  There is a roomy cabin, the rear seat of which is 51 in. wide and 18 in. deep, the front seat being 47 in. wide and 16 1/2 in. deep. To facilitate movement between the front and rear sections of the cabin, a portion of the front seat is arranged to fold. Behind the rear seat is a shelf a foot wide for small baggage and miscellaneous articles. On the starboard side a door opens directly into the rear section, and a second door is located on the port side by the pilot's seat.
  Hot or cold air may be admitted to the cabin from a duct on the side of the fuselage, the amount of cold air or heat being regulated by shutters from front or rear seats. Ventilation is controlled by sliding windows in the front section of the cabin and a small vent in the roof.
  The control column is of the wheel "throw-over" type. The two sets of rudder pedals are adjustable in flight by a small lever on the side of the pedal, which can be operated by the foot. On the port side of the front section are the brake pedals, the parking brake being placed at the pilot's left hand. The flap lever is in the centre, and the undercarriage hand crank on the left of the pilot. It is possible to reach the trimming tab control from either front seat.
  Instruments are grouped in front of the left-hand front seat, the throttle and mixture controls being to the right of the instruments so that they can be reached from either side. To the right of the instrument panel is a compartment for the storage of maps and small articles.
  A Klaxon horn and red lights, associated with the throttle when the engine is shut down, warn the pilot that the wheels are retracted when a landing is about to be made. A green light shows that they are extended. There is, in addition, an indicator on the instrument panel which shows the position of each wheel at all times.

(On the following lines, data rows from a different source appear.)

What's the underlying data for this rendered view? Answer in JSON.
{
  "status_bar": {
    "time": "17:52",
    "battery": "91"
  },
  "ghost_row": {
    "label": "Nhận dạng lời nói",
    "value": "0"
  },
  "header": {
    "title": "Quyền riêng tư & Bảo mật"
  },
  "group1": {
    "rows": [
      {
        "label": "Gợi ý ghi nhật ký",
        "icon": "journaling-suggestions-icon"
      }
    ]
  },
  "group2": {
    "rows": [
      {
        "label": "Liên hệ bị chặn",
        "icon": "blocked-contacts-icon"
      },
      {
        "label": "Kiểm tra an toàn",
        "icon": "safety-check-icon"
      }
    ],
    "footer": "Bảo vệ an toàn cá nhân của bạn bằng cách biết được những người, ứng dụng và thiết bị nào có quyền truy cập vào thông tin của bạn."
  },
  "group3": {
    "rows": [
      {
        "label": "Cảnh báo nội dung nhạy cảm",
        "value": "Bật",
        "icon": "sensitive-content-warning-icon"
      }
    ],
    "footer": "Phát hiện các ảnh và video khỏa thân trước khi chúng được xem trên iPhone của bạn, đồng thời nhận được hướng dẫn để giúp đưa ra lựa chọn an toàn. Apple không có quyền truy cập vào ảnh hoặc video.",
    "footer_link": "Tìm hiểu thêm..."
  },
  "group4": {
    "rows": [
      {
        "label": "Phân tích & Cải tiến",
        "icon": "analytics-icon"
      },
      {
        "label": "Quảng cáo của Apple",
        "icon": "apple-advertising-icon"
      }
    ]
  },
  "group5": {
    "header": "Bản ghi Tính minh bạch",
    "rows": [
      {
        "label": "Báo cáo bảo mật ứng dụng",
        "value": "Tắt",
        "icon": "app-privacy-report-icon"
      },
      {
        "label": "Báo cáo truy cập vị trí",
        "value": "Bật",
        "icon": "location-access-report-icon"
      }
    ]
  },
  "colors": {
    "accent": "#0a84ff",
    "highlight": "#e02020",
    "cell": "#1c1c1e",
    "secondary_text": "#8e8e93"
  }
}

225 H.P. at 2,000 R.P.M.

Dimensions and Weights
  SPAN 39ft. 6in.
  WING AREA 248 sq.ft.
  WEIGHT EMPTY 2,277 lb.
  GROSS WEIGHT 3,600 lb.
  WING LOADING 14.5 lb./sq.ft.
  POWER LOADING 16 lb./h.p.

  MAXIMUM SPEED 160 m.p.h.
  CRUISING SPEED 147 m.p.h.
  INITIAL RATE OF CLIMB 640 ft./min.
  RANGE 600 miles
The Fairchild 45 Five-seat Cabin Monoplane (two 320 h.p. Wright "Whirlwind" engines).
THE LATEST IN FAIRCHILDS. This is the new Fairchild "45" five-seater monoplane, which might be regarded as America's reply to our Airspeed "Courier." The engine is one of the new 225 h.p. Jacobs radials and gives a top speed of 160 m.p.h. With flaps down - they are of the split type - the landing speed is 48 m.p.h.
С учетом предыдущей практики проектирования фирмы "Fairchild" самолет Fairchild 45 стал низкопланом с убирающимся шасси. Эта модель не снискала коммерческого успеха из-за своей высокой стоимости.
AS IT SHOULD BE: We in this country can certainly learn something from America when it comes to making instrument boards look as if they are designed from the start and for the job. This is the panel of the Fairchild "45" low-wing luxury private-owner type (handled by Malcolm and Farquharson of Heston) fitted with the new Fairchild radio compass. At the top of the centre panel is the indicator, on the right is the remote control panel and (lower corner) the rotator control. The majority of the other instruments speak for themselves. The "45" carries five people at a cruising speed of 173 m.p.h.